Work request >>
Each line below should be restated exactly, with nothing dropped.

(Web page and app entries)
== Segment start ==
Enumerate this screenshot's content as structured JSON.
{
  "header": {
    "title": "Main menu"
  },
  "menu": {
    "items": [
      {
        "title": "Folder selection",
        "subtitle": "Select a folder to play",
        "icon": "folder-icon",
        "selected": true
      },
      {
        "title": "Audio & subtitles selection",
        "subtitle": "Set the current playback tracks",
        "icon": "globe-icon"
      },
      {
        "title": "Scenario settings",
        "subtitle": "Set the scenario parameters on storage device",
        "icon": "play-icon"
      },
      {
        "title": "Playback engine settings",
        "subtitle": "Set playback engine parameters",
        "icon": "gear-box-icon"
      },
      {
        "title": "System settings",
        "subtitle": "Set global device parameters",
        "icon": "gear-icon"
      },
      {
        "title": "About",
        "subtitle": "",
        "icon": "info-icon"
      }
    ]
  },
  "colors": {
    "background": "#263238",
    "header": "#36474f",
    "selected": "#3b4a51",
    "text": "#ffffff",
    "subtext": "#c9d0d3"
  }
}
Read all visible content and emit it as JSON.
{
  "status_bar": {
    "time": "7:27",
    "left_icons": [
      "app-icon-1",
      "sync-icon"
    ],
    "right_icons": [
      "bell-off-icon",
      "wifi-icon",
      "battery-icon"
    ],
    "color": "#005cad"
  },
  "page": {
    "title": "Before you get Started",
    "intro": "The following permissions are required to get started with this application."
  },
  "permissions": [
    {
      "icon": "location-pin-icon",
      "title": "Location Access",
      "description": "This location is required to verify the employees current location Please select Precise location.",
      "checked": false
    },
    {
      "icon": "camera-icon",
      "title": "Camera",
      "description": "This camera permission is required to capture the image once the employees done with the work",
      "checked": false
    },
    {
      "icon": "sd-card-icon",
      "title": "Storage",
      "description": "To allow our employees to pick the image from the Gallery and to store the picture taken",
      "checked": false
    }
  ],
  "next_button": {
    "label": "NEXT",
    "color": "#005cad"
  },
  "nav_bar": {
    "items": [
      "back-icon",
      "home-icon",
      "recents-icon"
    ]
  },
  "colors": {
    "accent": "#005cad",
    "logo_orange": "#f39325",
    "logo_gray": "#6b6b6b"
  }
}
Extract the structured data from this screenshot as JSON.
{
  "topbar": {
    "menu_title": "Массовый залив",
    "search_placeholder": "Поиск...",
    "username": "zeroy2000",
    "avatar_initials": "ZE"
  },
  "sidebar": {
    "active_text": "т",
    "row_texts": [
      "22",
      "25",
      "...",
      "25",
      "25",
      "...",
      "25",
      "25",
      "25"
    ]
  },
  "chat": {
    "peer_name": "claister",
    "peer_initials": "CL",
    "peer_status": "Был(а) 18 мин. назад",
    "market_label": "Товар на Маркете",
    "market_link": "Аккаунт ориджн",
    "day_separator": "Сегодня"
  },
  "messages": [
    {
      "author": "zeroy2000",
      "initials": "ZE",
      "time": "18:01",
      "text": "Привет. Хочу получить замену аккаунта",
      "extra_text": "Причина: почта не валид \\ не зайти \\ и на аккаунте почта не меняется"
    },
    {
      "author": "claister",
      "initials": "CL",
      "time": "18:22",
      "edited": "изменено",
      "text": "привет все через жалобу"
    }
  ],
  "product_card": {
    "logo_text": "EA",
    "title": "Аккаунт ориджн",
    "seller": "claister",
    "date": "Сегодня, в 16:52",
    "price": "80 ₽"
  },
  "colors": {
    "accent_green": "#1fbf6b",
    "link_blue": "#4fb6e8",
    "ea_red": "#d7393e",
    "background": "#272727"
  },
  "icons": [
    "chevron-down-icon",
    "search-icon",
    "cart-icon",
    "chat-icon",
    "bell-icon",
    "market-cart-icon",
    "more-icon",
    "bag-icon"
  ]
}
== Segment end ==
Answer to this task >>
Enumerate this screenshot's content as structured JSON.
{
  "header": {
    "title": "Main menu"
  },
  "menu": {
    "items": [
      {
        "title": "Folder selection",
        "subtitle": "Select a folder to play",
        "icon": "folder-icon",
        "selected": true
      },
      {
        "title": "Audio & subtitles selection",
        "subtitle": "Set the current playback tracks",
        "icon": "globe-icon"
      },
      {
        "title": "Scenario settings",
        "subtitle": "Set the scenario parameters on storage device",
        "icon": "play-icon"
      },
      {
        "title": "Playback engine settings",
        "subtitle": "Set playback engine parameters",
        "icon": "gear-box-icon"
      },
      {
        "title": "System settings",
        "subtitle": "Set global device parameters",
        "icon": "gear-icon"
      },
      {
        "title": "About",
        "subtitle": "",
        "icon": "info-icon"
      }
    ]
  },
  "colors": {
    "background": "#263238",
    "header": "#36474f",
    "selected": "#3b4a51",
    "text": "#ffffff",
    "subtext": "#c9d0d3"
  }
}
Read all visible content and emit it as JSON.
{
  "status_bar": {
    "time": "7:27",
    "left_icons": [
      "app-icon-1",
      "sync-icon"
    ],
    "right_icons": [
      "bell-off-icon",
      "wifi-icon",
      "battery-icon"
    ],
    "color": "#005cad"
  },
  "page": {
    "title": "Before you get Started",
    "intro": "The following permissions are required to get started with this application."
  },
  "permissions": [
    {
      "icon": "location-pin-icon",
      "title": "Location Access",
      "description": "This location is required to verify the employees current location Please select Precise location.",
      "checked": false
    },
    {
      "icon": "camera-icon",
      "title": "Camera",
      "description": "This camera permission is required to capture the image once the employees done with the work",
      "checked": false
    },
    {
      "icon": "sd-card-icon",
      "title": "Storage",
      "description": "To allow our employees to pick the image from the Gallery and to store the picture taken",
      "checked": false
    }
  ],
  "next_button": {
    "label": "NEXT",
    "color": "#005cad"
  },
  "nav_bar": {
    "items": [
      "back-icon",
      "home-icon",
      "recents-icon"
    ]
  },
  "colors": {
    "accent": "#005cad",
    "logo_orange": "#f39325",
    "logo_gray": "#6b6b6b"
  }
}
Extract the structured data from this screenshot as JSON.
{
  "topbar": {
    "menu_title": "Массовый залив",
    "search_placeholder": "Поиск...",
    "username": "zeroy2000",
    "avatar_initials": "ZE"
  },
  "sidebar": {
    "active_text": "т",
    "row_texts": [
      "22",
      "25",
      "...",
      "25",
      "25",
      "...",
      "25",
      "25",
      "25"
    ]
  },
  "chat": {
    "peer_name": "claister",
    "peer_initials": "CL",
    "peer_status": "Был(а) 18 мин. назад",
    "market_label": "Товар на Маркете",
    "market_link": "Аккаунт ориджн",
    "day_separator": "Сегодня"
  },
  "messages": [
    {
      "author": "zeroy2000",
      "initials": "ZE",
      "time": "18:01",
      "text": "Привет. Хочу получить замену аккаунта",
      "extra_text": "Причина: почта не валид \\ не зайти \\ и на аккаунте почта не меняется"
    },
    {
      "author": "claister",
      "initials": "CL",
      "time": "18:22",
      "edited": "изменено",
      "text": "привет все через жалобу"
    }
  ],
  "product_card": {
    "logo_text": "EA",
    "title": "Аккаунт ориджн",
    "seller": "claister",
    "date": "Сегодня, в 16:52",
    "price": "80 ₽"
  },
  "colors": {
    "accent_green": "#1fbf6b",
    "link_blue": "#4fb6e8",
    "ea_red": "#d7393e",
    "background": "#272727"
  },
  "icons": [
    "chevron-down-icon",
    "search-icon",
    "cart-icon",
    "chat-icon",
    "bell-icon",
    "market-cart-icon",
    "more-icon",
    "bag-icon"
  ]
}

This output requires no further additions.